Pledge your support to help keep antibiotics working


This year during World Antimicrobial Awareness Week (18-24 November) the Public Health Agency (PHA) is asking everyone to pledge their support to help keep antibiotics working.

Antibiotics are used to treat infections caused by bacteria. It is important to remember that antibiotics do not treat infections caused by viruses, and when they are not used appropriately, bacteria can become resistant. As a result, some antibiotics are becoming less effective against the bacterial infections they were designed to treat. Infections caused by resistant bacteria can be very difficult to tackle, can be extremely serious and may even lead to death.

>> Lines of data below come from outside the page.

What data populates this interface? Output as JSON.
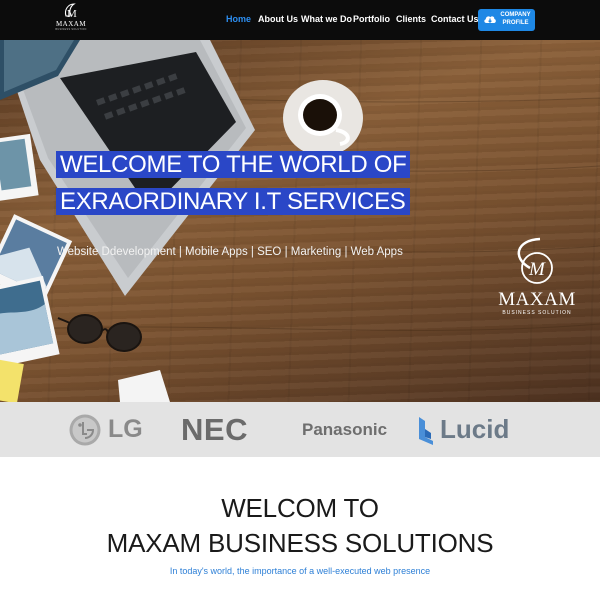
{
  "nav": {
    "logo_text": "MAXAM",
    "logo_sub": "BUSINESS SOLUTION",
    "items": [
      {
        "label": "Home",
        "active": true
      },
      {
        "label": "About Us",
        "active": false
      },
      {
        "label": "What we Do",
        "active": false
      },
      {
        "label": "Portfolio",
        "active": false
      },
      {
        "label": "Clients",
        "active": false
      },
      {
        "label": "Contact Us",
        "active": false
      }
    ],
    "profile_button": {
      "line1": "COMPANY",
      "line2": "PROFILE",
      "icon": "cloud-download-icon"
    }
  },
  "hero": {
    "title_line1": "WELCOME TO THE WORLD OF",
    "title_line2": "EXRAORDINARY I.T SERVICES",
    "subtitle": "Website Ddevelopment | Mobile Apps | SEO | Marketing | Web Apps",
    "logo_name": "MAXAM",
    "logo_sub": "BUSINESS SOLUTION",
    "highlight_color": "#2a47c7"
  },
  "partners": [
    {
      "name": "LG"
    },
    {
      "name": "NEC"
    },
    {
      "name": "Panasonic"
    },
    {
      "name": "Lucid"
    }
  ],
  "welcome": {
    "line1": "WELCOM TO",
    "line2": "MAXAM BUSINESS SOLUTIONS",
    "tagline": "In today's world, the importance of a well-executed web presence"
  },
  "colors": {
    "nav_bg": "#0c0c0c",
    "accent": "#1e88e5",
    "active_link": "#2d8ef0"
  }
}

Dr Judith Ewing, Consultant at the PHA, said: “Antimicrobial resistance or AMR remains a serious public health threat and protecting essential medicines for the future relies on all of us acting now. We are asking everyone to pledge their support to help keep antibiotics working.

“Antibiotics should not be used to prevent or treat any viral infections, unless bacterial infections are also present.

“In recent years, very few new antibiotics have been discovered. We need to protect the antibiotics we have to ensure they continue to work now and in the future.

“If we continue to use antibiotics at the current rate, we could face a return to the days before antibiotics, when people died from simple infections and where the risk of infection made routine surgery life-threatening.

“We need health professionals and the public to pledge to do their bit to help keep antibiotics working. Healthcare professionals have a responsibility to educate and prescribe responsibly and the public can do their bit by not demanding antibiotics for viral infections and taking the advice of their pharmacist or doctor.

“Everyone has a role to play in protecting antibiotics and their future depends on all of us acting together, please pledge your support today.”

For more info on antibiotics and antibiotic resistance, visit

Ways you can play your part:

  1. Most simple infections clear up on their own. Over-the-counter medicines may help you to manage your symptoms.
  2. If your symptoms are a new continuous cough, or a high temperature, or a loss or change in your sense of taste or smell, you could have COVID-19. Stay at home and arrange to have a test as soon as possible. Visit for information on how to book a test. Stopping the spread can help save lives. Make sure to follow all of the public health advice on COVID-19 which can be found at
  3. If you are worried about your symptoms, make sure to contact your doctor if you need advice. Don’t just turn up at the surgery; your symptoms might be COVID-19 and you need to help stop the spread of the virus.
  4. Take your doctor’s advice and don’t demand antibiotics.
  5. If your doctor prescribes an antibiotic make sure you take it according to your doctor’s instructions.
  6. Never share antibiotics with anyone else.
  7. Don’t take antibiotics that haven’t been prescribed for you.
  8. Antibiotics don’t work against the flu or COVID-19, but getting vaccinated can help. Learn more about flu at: and learn  more about COVID-19 vaccine at
  9. Remember, antibiotics are essential medicines used to treat infections caused by bacteria and can be life-saving.

Research has shown that a continued rise in antibiotic resistance could mean that by 2050 we will see 10 million more people dying worldwide every year from resistant infections. This report can be found at